#### [Directions for this task]
Every entry should be reproduced precisely, with each picture left out.

=== Dataset records ===

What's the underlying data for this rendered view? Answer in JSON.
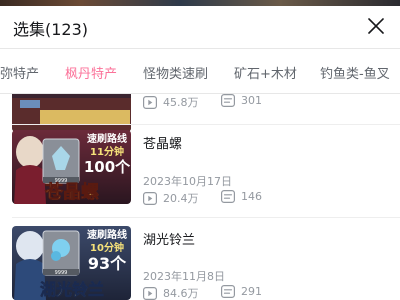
{
  "header": {
    "title": "选集(123)"
  },
  "tabs": [
    {
      "label": "弥特产",
      "active": false
    },
    {
      "label": "枫丹特产",
      "active": true
    },
    {
      "label": "怪物类速刷",
      "active": false
    },
    {
      "label": "矿石+木材",
      "active": false
    },
    {
      "label": "钓鱼类-鱼叉",
      "active": false
    }
  ],
  "colors": {
    "accent": "#fb7299",
    "text_secondary": "#9499a0"
  },
  "episodes": [
    {
      "title": "",
      "date": "",
      "views": "45.8万",
      "danmaku": "301",
      "thumb": {
        "overlay_lines": [],
        "item_count": ""
      }
    },
    {
      "title": "苍晶螺",
      "date": "2023年10月17日",
      "views": "20.4万",
      "danmaku": "146",
      "thumb": {
        "overlay_lines": [
          "速刷路线",
          "11分钟",
          "100个",
          "苍晶螺"
        ],
        "item_count": "9999"
      }
    },
    {
      "title": "湖光铃兰",
      "date": "2023年11月8日",
      "views": "84.6万",
      "danmaku": "291",
      "thumb": {
        "overlay_lines": [
          "速刷路线",
          "10分钟",
          "93个",
          "湖光铃兰"
        ],
        "item_count": "9999"
      }
    }
  ]
}
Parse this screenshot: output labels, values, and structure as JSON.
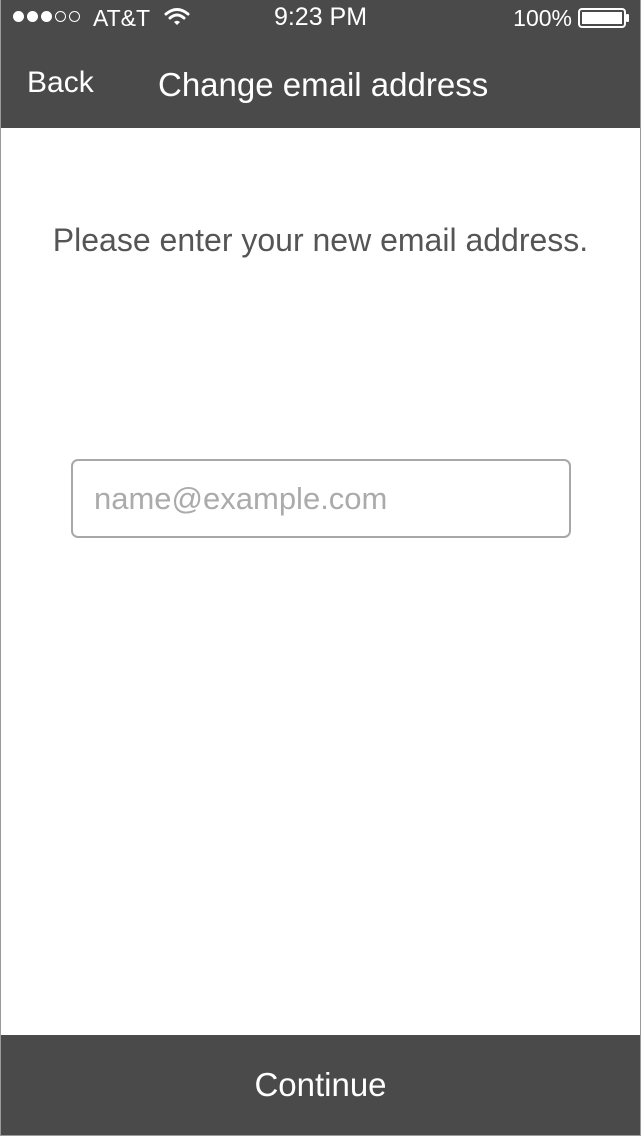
{
  "status_bar": {
    "carrier": "AT&T",
    "time": "9:23 PM",
    "battery_percent": "100%",
    "signal_bars_filled": 3,
    "signal_bars_total": 5,
    "icons": [
      "signal-dots-icon",
      "wifi-icon",
      "battery-icon"
    ]
  },
  "nav": {
    "back_label": "Back",
    "title": "Change email address"
  },
  "main": {
    "instruction": "Please enter your new email address.",
    "email_input": {
      "value": "",
      "placeholder": "name@example.com"
    }
  },
  "footer": {
    "continue_label": "Continue"
  },
  "colors": {
    "bar_background": "#4a4a4a",
    "bar_text": "#ffffff",
    "body_text": "#555555",
    "input_border": "#a8a8a8",
    "placeholder": "#ababab"
  }
}
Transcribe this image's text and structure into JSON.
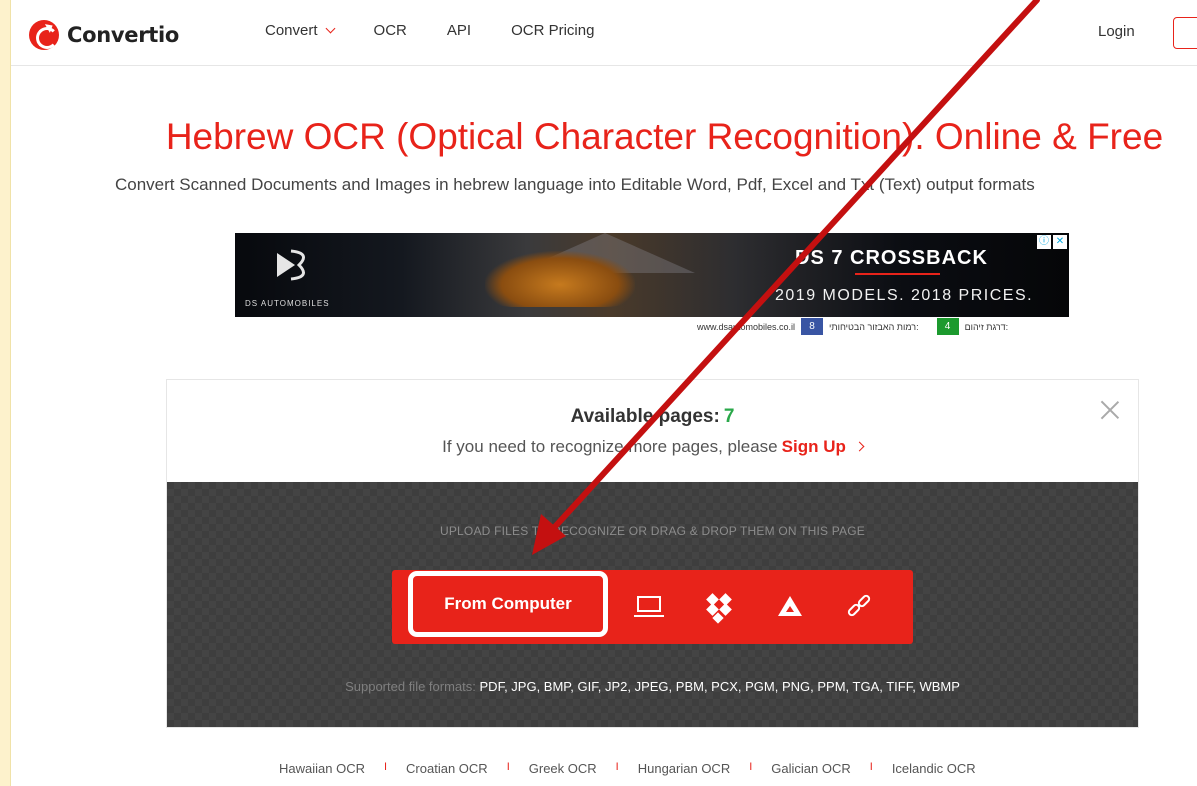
{
  "header": {
    "logo_text": "Convertio",
    "nav": [
      {
        "label": "Convert",
        "has_dropdown": true
      },
      {
        "label": "OCR",
        "has_dropdown": false
      },
      {
        "label": "API",
        "has_dropdown": false
      },
      {
        "label": "OCR Pricing",
        "has_dropdown": false
      }
    ],
    "login_label": "Login"
  },
  "hero": {
    "title": "Hebrew OCR (Optical Character Recognition). Online & Free",
    "subtitle": "Convert Scanned Documents and Images in hebrew language into Editable Word, Pdf, Excel and Txt (Text) output formats"
  },
  "ad": {
    "brand": "DS AUTOMOBILES",
    "headline": "DS 7 CROSSBACK",
    "subline": "2019 MODELS. 2018 PRICES.",
    "url": "www.dsautomobiles.co.il",
    "safety_label": "רמות האבזור הבטיחותי:",
    "safety_value": "8",
    "pollution_label": "דרגת זיהום:",
    "pollution_value": "4"
  },
  "upload": {
    "available_label": "Available pages:",
    "available_count": "7",
    "need_text": "If you need to recognize more pages, please",
    "signup_label": "Sign Up",
    "drop_label": "UPLOAD FILES TO RECOGNIZE OR DRAG & DROP THEM ON THIS PAGE",
    "from_computer_label": "From Computer",
    "sources": [
      "laptop-icon",
      "dropbox-icon",
      "google-drive-icon",
      "url-link-icon"
    ],
    "formats_label": "Supported file formats:",
    "formats_list": "PDF, JPG, BMP, GIF, JP2, JPEG, PBM, PCX, PGM, PNG, PPM, TGA, TIFF, WBMP"
  },
  "languages": [
    "Hawaiian OCR",
    "Croatian OCR",
    "Greek OCR",
    "Hungarian OCR",
    "Galician OCR",
    "Icelandic OCR"
  ],
  "colors": {
    "brand_red": "#e8231a",
    "count_green": "#2aa84a",
    "page_bg": "#fdf2cc",
    "drop_zone": "#3e3e3e"
  }
}
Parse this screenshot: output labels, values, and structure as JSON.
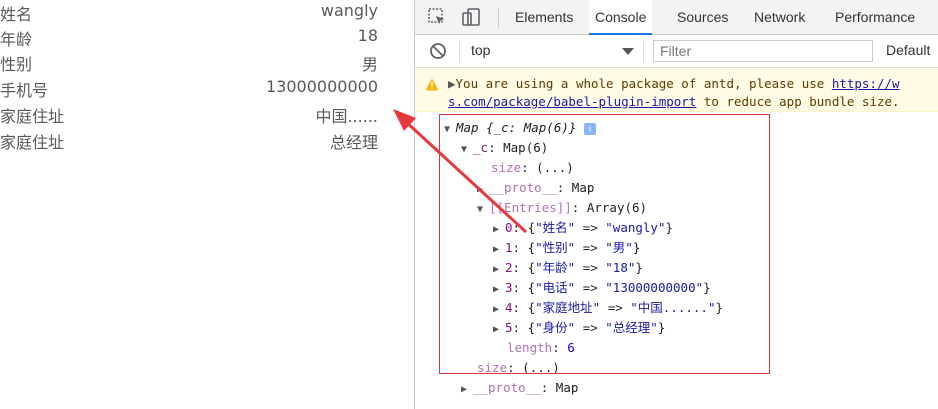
{
  "left_page": {
    "rows": [
      {
        "label": "姓名",
        "value": "wangly"
      },
      {
        "label": "年龄",
        "value": "18"
      },
      {
        "label": "性别",
        "value": "男"
      },
      {
        "label": "手机号",
        "value": "13000000000"
      },
      {
        "label": "家庭住址",
        "value": "中国......"
      },
      {
        "label": "家庭住址",
        "value": "总经理"
      }
    ]
  },
  "devtools": {
    "tabs": [
      {
        "label": "Elements"
      },
      {
        "label": "Console",
        "active": true
      },
      {
        "label": "Sources"
      },
      {
        "label": "Network"
      },
      {
        "label": "Performance"
      }
    ],
    "icons": {
      "inspect": "cursor-select-icon",
      "device": "device-toggle-icon",
      "clear": "block-icon"
    },
    "filterbar": {
      "context": "top",
      "filter_placeholder": "Filter",
      "levels": "Default"
    },
    "warning": {
      "line1_text": "You are using a whole package of antd, please use ",
      "line1_link": "https://w",
      "line2_link": "s.com/package/babel-plugin-import",
      "line2_text": " to reduce app bundle size."
    },
    "tree": {
      "root": "Map {_c: Map(6)}",
      "c_key": "_c",
      "c_val": "Map(6)",
      "size_key": "size",
      "size_val": "(...)",
      "proto_key": "__proto__",
      "proto_val": "Map",
      "entries_key": "[[Entries]]",
      "entries_val": "Array(6)",
      "entries": [
        {
          "index": "0",
          "key": "\"姓名\"",
          "value": "\"wangly\""
        },
        {
          "index": "1",
          "key": "\"性别\"",
          "value": "\"男\""
        },
        {
          "index": "2",
          "key": "\"年龄\"",
          "value": "\"18\""
        },
        {
          "index": "3",
          "key": "\"电话\"",
          "value": "\"13000000000\""
        },
        {
          "index": "4",
          "key": "\"家庭地址\"",
          "value": "\"中国......\""
        },
        {
          "index": "5",
          "key": "\"身份\"",
          "value": "\"总经理\""
        }
      ],
      "length_key": "length",
      "length_val": "6",
      "outer_size_key": "size",
      "outer_size_val": "(...)",
      "outer_proto_key": "__proto__",
      "outer_proto_val": "Map"
    }
  },
  "colors": {
    "annotation": "#d9363e",
    "tab_active": "#1a73e8",
    "warning_bg": "#fffbe5"
  }
}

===

#### [Response]
What's the underlying data for this rendered view? Answer in JSON.
{
  "header": {
    "title": "选集(123)"
  },
  "tabs": [
    {
      "label": "弥特产",
      "active": false
    },
    {
      "label": "枫丹特产",
      "active": true
    },
    {
      "label": "怪物类速刷",
      "active": false
    },
    {
      "label": "矿石+木材",
      "active": false
    },
    {
      "label": "钓鱼类-鱼叉",
      "active": false
    }
  ],
  "colors": {
    "accent": "#fb7299",
    "text_secondary": "#9499a0"
  },
  "episodes": [
    {
      "title": "",
      "date": "",
      "views": "45.8万",
      "danmaku": "301",
      "thumb": {
        "overlay_lines": [],
        "item_count": ""
      }
    },
    {
      "title": "苍晶螺",
      "date": "2023年10月17日",
      "views": "20.4万",
      "danmaku": "146",
      "thumb": {
        "overlay_lines": [
          "速刷路线",
          "11分钟",
          "100个",
          "苍晶螺"
        ],
        "item_count": "9999"
      }
    },
    {
      "title": "湖光铃兰",
      "date": "2023年11月8日",
      "views": "84.6万",
      "danmaku": "291",
      "thumb": {
        "overlay_lines": [
          "速刷路线",
          "10分钟",
          "93个",
          "湖光铃兰"
        ],
        "item_count": "9999"
      }
    }
  ]
}
Parse this screenshot: output labels, values, and structure as JSON.
{
  "status_bar": {
    "carrier": "AT&T",
    "time": "9:23 PM",
    "battery_percent": "100%",
    "signal_bars_filled": 3,
    "signal_bars_total": 5,
    "icons": [
      "signal-dots-icon",
      "wifi-icon",
      "battery-icon"
    ]
  },
  "nav": {
    "back_label": "Back",
    "title": "Change email address"
  },
  "main": {
    "instruction": "Please enter your new email address.",
    "email_input": {
      "value": "",
      "placeholder": "name@example.com"
    }
  },
  "footer": {
    "continue_label": "Continue"
  },
  "colors": {
    "bar_background": "#4a4a4a",
    "bar_text": "#ffffff",
    "body_text": "#555555",
    "input_border": "#a8a8a8",
    "placeholder": "#ababab"
  }
}
Transcribe this image's text and structure into JSON.
{
  "header": {
    "logo_text": "Convertio",
    "nav": [
      {
        "label": "Convert",
        "has_dropdown": true
      },
      {
        "label": "OCR",
        "has_dropdown": false
      },
      {
        "label": "API",
        "has_dropdown": false
      },
      {
        "label": "OCR Pricing",
        "has_dropdown": false
      }
    ],
    "login_label": "Login"
  },
  "hero": {
    "title": "Hebrew OCR (Optical Character Recognition). Online & Free",
    "subtitle": "Convert Scanned Documents and Images in hebrew language into Editable Word, Pdf, Excel and Txt (Text) output formats"
  },
  "ad": {
    "brand": "DS AUTOMOBILES",
    "headline": "DS 7 CROSSBACK",
    "subline": "2019 MODELS. 2018 PRICES.",
    "url": "www.dsautomobiles.co.il",
    "safety_label": "רמות האבזור הבטיחותי:",
    "safety_value": "8",
    "pollution_label": "דרגת זיהום:",
    "pollution_value": "4"
  },
  "upload": {
    "available_label": "Available pages:",
    "available_count": "7",
    "need_text": "If you need to recognize more pages, please",
    "signup_label": "Sign Up",
    "drop_label": "UPLOAD FILES TO RECOGNIZE OR DRAG & DROP THEM ON THIS PAGE",
    "from_computer_label": "From Computer",
    "sources": [
      "laptop-icon",
      "dropbox-icon",
      "google-drive-icon",
      "url-link-icon"
    ],
    "formats_label": "Supported file formats:",
    "formats_list": "PDF, JPG, BMP, GIF, JP2, JPEG, PBM, PCX, PGM, PNG, PPM, TGA, TIFF, WBMP"
  },
  "languages": [
    "Hawaiian OCR",
    "Croatian OCR",
    "Greek OCR",
    "Hungarian OCR",
    "Galician OCR",
    "Icelandic OCR"
  ],
  "colors": {
    "brand_red": "#e8231a",
    "count_green": "#2aa84a",
    "page_bg": "#fdf2cc",
    "drop_zone": "#3e3e3e"
  }
}
Parse this screenshot: output labels, values, and structure as JSON.
{
  "left_page": {
    "rows": [
      {
        "label": "姓名",
        "value": "wangly"
      },
      {
        "label": "年龄",
        "value": "18"
      },
      {
        "label": "性别",
        "value": "男"
      },
      {
        "label": "手机号",
        "value": "13000000000"
      },
      {
        "label": "家庭住址",
        "value": "中国......"
      },
      {
        "label": "家庭住址",
        "value": "总经理"
      }
    ]
  },
  "devtools": {
    "tabs": [
      {
        "label": "Elements"
      },
      {
        "label": "Console",
        "active": true
      },
      {
        "label": "Sources"
      },
      {
        "label": "Network"
      },
      {
        "label": "Performance"
      }
    ],
    "icons": {
      "inspect": "cursor-select-icon",
      "device": "device-toggle-icon",
      "clear": "block-icon"
    },
    "filterbar": {
      "context": "top",
      "filter_placeholder": "Filter",
      "levels": "Default"
    },
    "warning": {
      "line1_text": "You are using a whole package of antd, please use ",
      "line1_link": "https://w",
      "line2_link": "s.com/package/babel-plugin-import",
      "line2_text": " to reduce app bundle size."
    },
    "tree": {
      "root": "Map {_c: Map(6)}",
      "c_key": "_c",
      "c_val": "Map(6)",
      "size_key": "size",
      "size_val": "(...)",
      "proto_key": "__proto__",
      "proto_val": "Map",
      "entries_key": "[[Entries]]",
      "entries_val": "Array(6)",
      "entries": [
        {
          "index": "0",
          "key": "\"姓名\"",
          "value": "\"wangly\""
        },
        {
          "index": "1",
          "key": "\"性别\"",
          "value": "\"男\""
        },
        {
          "index": "2",
          "key": "\"年龄\"",
          "value": "\"18\""
        },
        {
          "index": "3",
          "key": "\"电话\"",
          "value": "\"13000000000\""
        },
        {
          "index": "4",
          "key": "\"家庭地址\"",
          "value": "\"中国......\""
        },
        {
          "index": "5",
          "key": "\"身份\"",
          "value": "\"总经理\""
        }
      ],
      "length_key": "length",
      "length_val": "6",
      "outer_size_key": "size",
      "outer_size_val": "(...)",
      "outer_proto_key": "__proto__",
      "outer_proto_val": "Map"
    }
  },
  "colors": {
    "annotation": "#d9363e",
    "tab_active": "#1a73e8",
    "warning_bg": "#fffbe5"
  }
}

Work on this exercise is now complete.